* [What to produce] Go through the listing below and show each line that has the word "this".

* [Data for processing]
*****

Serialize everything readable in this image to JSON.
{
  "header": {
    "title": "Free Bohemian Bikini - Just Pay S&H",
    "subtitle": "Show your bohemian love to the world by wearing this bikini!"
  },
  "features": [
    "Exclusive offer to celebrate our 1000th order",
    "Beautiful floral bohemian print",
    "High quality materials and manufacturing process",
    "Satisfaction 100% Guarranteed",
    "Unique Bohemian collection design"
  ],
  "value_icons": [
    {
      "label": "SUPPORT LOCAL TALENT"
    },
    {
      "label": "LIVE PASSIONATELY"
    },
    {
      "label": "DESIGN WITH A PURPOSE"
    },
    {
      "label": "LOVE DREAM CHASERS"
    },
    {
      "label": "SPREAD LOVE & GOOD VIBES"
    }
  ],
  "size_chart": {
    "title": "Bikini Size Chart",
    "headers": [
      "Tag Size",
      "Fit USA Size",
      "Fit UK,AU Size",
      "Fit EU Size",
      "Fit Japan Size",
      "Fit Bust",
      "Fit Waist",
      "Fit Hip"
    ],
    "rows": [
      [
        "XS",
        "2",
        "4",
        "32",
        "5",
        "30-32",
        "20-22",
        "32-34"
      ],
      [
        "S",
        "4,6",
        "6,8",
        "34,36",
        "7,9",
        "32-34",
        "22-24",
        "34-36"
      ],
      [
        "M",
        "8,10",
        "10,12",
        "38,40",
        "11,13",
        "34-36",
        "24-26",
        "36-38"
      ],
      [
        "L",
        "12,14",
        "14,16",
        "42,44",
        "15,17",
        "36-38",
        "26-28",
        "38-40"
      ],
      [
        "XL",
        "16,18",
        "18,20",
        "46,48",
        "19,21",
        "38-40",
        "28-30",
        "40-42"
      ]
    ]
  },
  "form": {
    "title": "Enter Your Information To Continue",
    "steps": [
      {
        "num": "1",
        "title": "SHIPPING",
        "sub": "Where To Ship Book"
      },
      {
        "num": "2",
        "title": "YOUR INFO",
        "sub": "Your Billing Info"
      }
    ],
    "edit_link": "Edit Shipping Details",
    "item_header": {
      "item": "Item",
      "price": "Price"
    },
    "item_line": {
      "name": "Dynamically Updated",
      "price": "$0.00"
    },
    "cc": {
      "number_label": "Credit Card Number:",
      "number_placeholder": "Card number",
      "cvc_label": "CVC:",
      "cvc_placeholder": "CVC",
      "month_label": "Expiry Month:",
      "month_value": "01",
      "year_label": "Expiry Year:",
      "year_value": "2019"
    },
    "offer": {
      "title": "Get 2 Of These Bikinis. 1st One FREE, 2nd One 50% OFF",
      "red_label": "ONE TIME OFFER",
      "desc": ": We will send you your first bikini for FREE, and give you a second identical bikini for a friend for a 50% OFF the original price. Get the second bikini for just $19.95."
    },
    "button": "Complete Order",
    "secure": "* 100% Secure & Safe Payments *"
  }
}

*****

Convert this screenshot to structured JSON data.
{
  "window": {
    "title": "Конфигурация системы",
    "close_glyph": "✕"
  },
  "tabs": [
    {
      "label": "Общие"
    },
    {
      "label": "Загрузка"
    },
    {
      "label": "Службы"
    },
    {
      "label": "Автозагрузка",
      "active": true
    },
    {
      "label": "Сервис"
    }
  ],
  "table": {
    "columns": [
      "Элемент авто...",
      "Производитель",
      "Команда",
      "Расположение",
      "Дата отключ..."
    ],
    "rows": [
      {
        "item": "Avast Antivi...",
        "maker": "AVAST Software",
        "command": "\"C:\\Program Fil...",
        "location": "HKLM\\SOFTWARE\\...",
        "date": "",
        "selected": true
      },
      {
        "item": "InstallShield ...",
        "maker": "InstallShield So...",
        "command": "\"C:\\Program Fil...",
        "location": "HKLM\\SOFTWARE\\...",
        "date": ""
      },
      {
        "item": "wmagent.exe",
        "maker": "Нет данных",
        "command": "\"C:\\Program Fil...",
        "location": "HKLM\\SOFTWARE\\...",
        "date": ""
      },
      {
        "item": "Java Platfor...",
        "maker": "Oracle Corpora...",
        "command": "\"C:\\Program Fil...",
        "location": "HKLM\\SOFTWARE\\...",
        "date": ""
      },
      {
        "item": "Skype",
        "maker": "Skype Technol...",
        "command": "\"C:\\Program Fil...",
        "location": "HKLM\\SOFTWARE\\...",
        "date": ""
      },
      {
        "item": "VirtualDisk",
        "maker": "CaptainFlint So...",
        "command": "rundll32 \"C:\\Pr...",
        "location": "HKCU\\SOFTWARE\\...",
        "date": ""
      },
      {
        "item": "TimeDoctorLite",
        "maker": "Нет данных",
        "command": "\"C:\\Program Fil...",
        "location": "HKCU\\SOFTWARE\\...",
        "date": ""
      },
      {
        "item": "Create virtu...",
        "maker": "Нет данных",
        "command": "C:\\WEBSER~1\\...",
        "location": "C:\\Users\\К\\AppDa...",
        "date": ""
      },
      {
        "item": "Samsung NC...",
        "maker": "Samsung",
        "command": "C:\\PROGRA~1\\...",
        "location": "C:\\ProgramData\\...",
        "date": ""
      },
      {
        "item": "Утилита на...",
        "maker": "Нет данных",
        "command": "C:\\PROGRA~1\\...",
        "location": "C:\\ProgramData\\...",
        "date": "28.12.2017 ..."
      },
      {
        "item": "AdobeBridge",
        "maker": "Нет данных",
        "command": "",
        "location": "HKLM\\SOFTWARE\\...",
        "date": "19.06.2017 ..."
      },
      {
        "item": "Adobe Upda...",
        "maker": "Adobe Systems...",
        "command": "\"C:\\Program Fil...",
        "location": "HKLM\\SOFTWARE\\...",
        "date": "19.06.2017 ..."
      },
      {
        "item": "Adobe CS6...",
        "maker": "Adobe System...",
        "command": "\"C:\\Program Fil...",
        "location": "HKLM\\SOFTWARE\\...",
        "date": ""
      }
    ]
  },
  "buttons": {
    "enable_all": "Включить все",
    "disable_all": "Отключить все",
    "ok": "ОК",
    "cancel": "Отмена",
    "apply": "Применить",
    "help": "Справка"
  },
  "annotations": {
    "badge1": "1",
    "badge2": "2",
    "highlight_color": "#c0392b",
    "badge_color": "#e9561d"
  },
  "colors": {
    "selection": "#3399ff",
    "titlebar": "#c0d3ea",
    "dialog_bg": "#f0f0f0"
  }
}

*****

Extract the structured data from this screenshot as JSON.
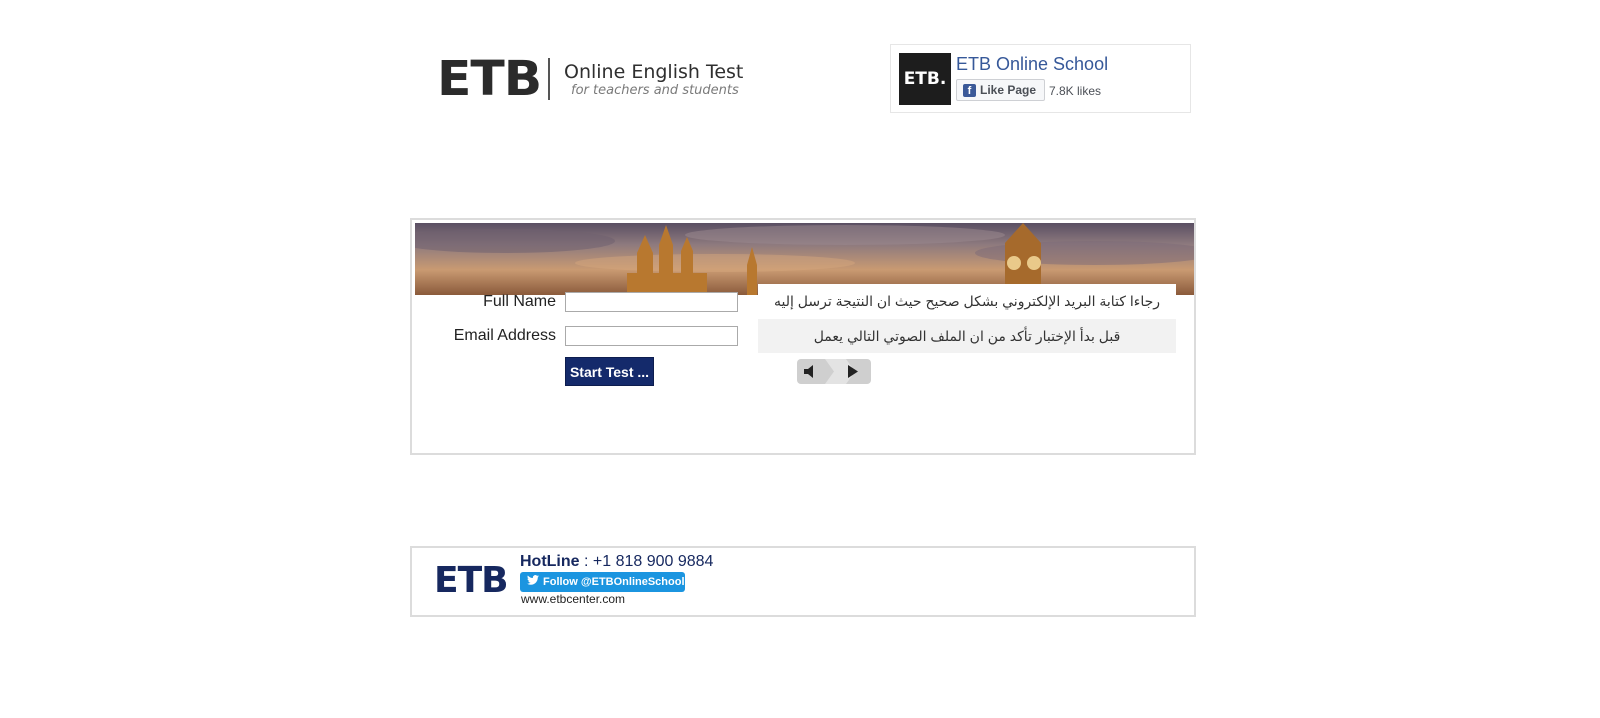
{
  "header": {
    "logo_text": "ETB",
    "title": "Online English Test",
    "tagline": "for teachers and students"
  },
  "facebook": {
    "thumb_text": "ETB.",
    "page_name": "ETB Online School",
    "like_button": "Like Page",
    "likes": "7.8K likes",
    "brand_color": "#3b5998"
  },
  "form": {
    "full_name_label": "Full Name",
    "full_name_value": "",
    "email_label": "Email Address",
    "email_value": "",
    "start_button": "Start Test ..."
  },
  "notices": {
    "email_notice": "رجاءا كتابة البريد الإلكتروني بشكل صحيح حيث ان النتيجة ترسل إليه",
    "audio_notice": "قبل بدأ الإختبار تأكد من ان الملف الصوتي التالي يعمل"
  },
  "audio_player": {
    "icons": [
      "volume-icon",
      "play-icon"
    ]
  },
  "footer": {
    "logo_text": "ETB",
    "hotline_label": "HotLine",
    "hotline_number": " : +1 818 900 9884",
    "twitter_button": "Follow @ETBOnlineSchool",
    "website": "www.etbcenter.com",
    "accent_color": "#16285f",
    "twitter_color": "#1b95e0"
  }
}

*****

* [Reply]
Serialize everything readable in this image to JSON.
    "subtitle": "Show your bohemian love to the world by wearing this bikini!"
Convert this screenshot to structured JSON data.
Extract the structured data from this screenshot as JSON.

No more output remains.